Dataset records
-------------------------
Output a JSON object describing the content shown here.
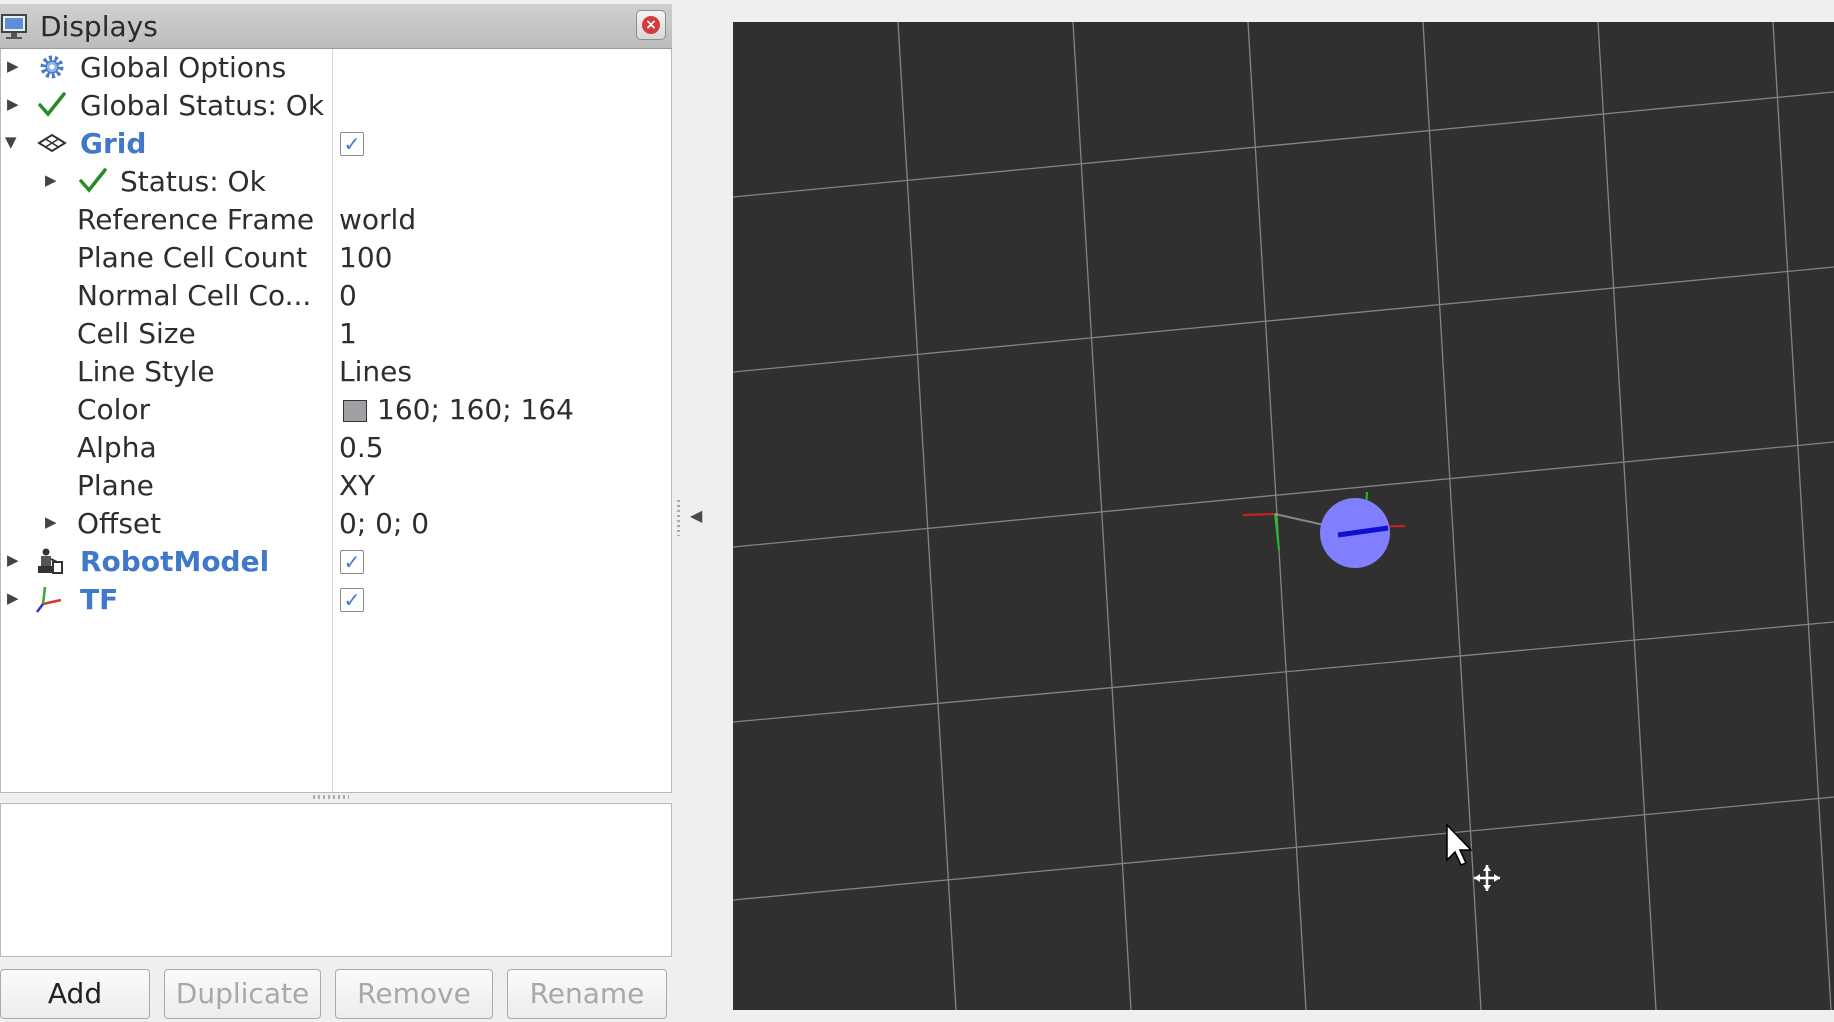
{
  "panel": {
    "title": "Displays",
    "title_icon": "monitor-icon",
    "close_icon": "close-icon"
  },
  "tree": {
    "rows": [
      {
        "name": "Global Options",
        "icon": "gear-icon",
        "expander": "collapsed"
      },
      {
        "name": "Global Status: Ok",
        "icon": "check-icon",
        "expander": "collapsed"
      },
      {
        "name": "Grid",
        "icon": "grid-icon",
        "expander": "expanded",
        "checked": true
      },
      {
        "name": "Status: Ok",
        "icon": "check-icon",
        "expander": "collapsed"
      },
      {
        "name": "Reference Frame",
        "value": "world"
      },
      {
        "name": "Plane Cell Count",
        "value": "100"
      },
      {
        "name": "Normal Cell Co...",
        "value": "0"
      },
      {
        "name": "Cell Size",
        "value": "1"
      },
      {
        "name": "Line Style",
        "value": "Lines"
      },
      {
        "name": "Color",
        "value": "160; 160; 164",
        "swatch": "#a0a0a4"
      },
      {
        "name": "Alpha",
        "value": "0.5"
      },
      {
        "name": "Plane",
        "value": "XY"
      },
      {
        "name": "Offset",
        "value": "0; 0; 0",
        "expander": "collapsed"
      },
      {
        "name": "RobotModel",
        "icon": "robot-icon",
        "expander": "collapsed",
        "checked": true
      },
      {
        "name": "TF",
        "icon": "axes-icon",
        "expander": "collapsed",
        "checked": true
      }
    ]
  },
  "buttons": {
    "add": "Add",
    "duplicate": "Duplicate",
    "remove": "Remove",
    "rename": "Rename"
  },
  "viewport": {
    "background": "#303030",
    "grid_color": "#a0a0a4",
    "robot_color": "#7f7fff",
    "cursor_icon": "move-cursor-icon"
  },
  "colors": {
    "accent": "#3f79c8",
    "status_ok": "#2a8a2a"
  }
}
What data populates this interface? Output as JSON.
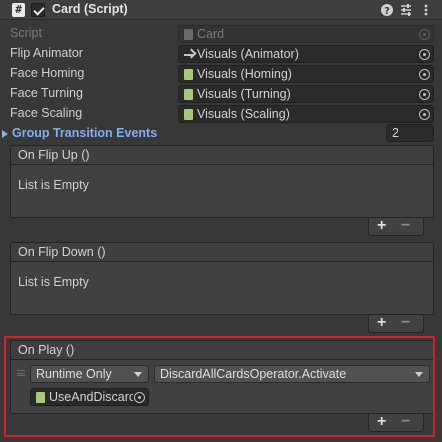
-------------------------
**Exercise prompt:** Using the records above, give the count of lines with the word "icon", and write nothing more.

**Exercise result:** 9